Maybe it's still the Midwest girl in me, but spending time in Bademli Köyü made me want to give up the big city life in Istanbul and move to a Turkish village like this one.
I fantasized about buying fresh milk, eggs and village cheese every week. I imagined having my own white-washed house dripping with grape vines and a courtyard filled with my own fruit trees.
Then, down the road, I would own a field of olive trees and learn how to make my own Turkish olive oil every year. I would be able to see the Aegean Sea in the distance.
|Look at this amazing old olive tree located outside of the village!|
Yes, that would be the life, I thought.
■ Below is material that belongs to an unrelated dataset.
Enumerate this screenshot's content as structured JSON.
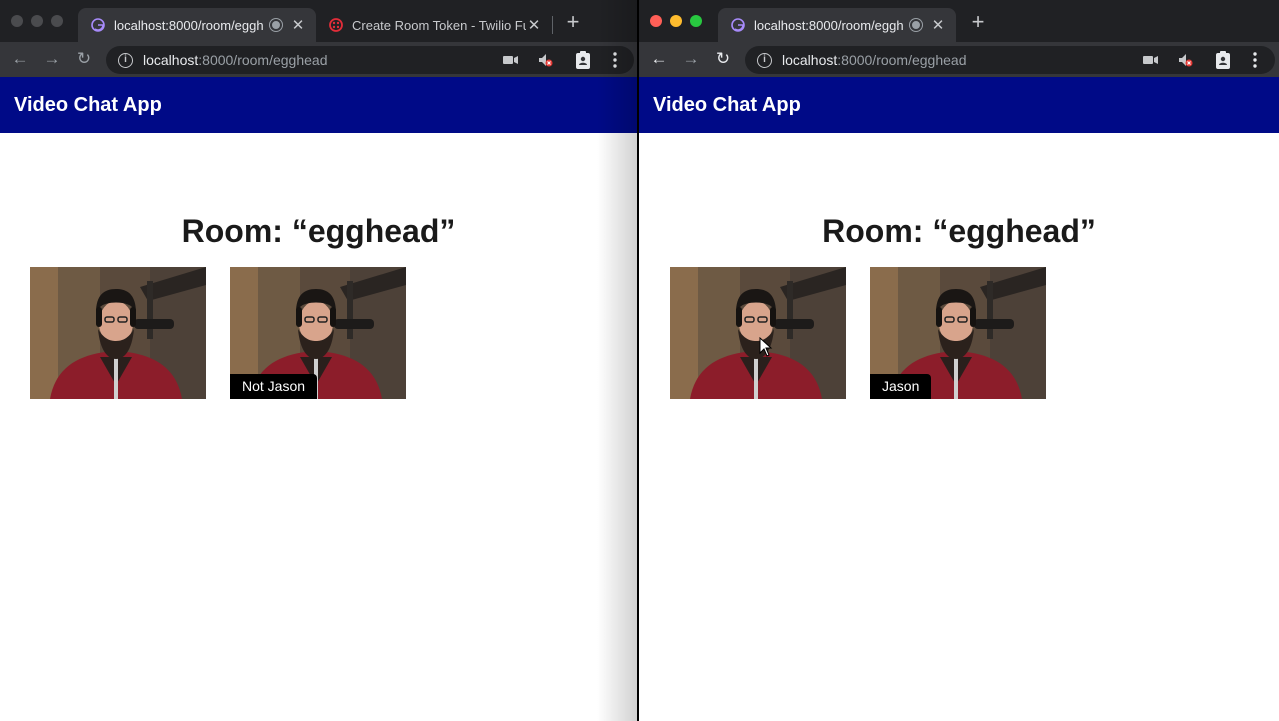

However, I did have one stipulation - as long as I would be within an hour's drive from a big city. Lucky me, Izmir, Turkey's third largest city, is just an hour away from here.
I guess maybe you can't take the city girl out of me after all! Could you move to a Turkish village like this one?
|Big and cheap the sign says. This 200 sq. meter-building is for sale in Bademli Köyü , Turkey.|
To get here: There is a dolmuş that departs from Dikili city center to Bademli Köyü every 30 minutes.
Here are a few blogs I regularly read that feature people whom have given up the city life to live in a village:
Sara in Le Petit Village
|Local farmers bring in their veggies via an old horse cart to sell in the village.|
|Just like the Midwest! Ha! A pomegranate tree growing in the middle of a cornfield.|
|A man walking his goats on a leash! |
This is one of the funniest things I've ever seen in Turkey.
|The Ramazan drummer walked through the village, asking for tips.|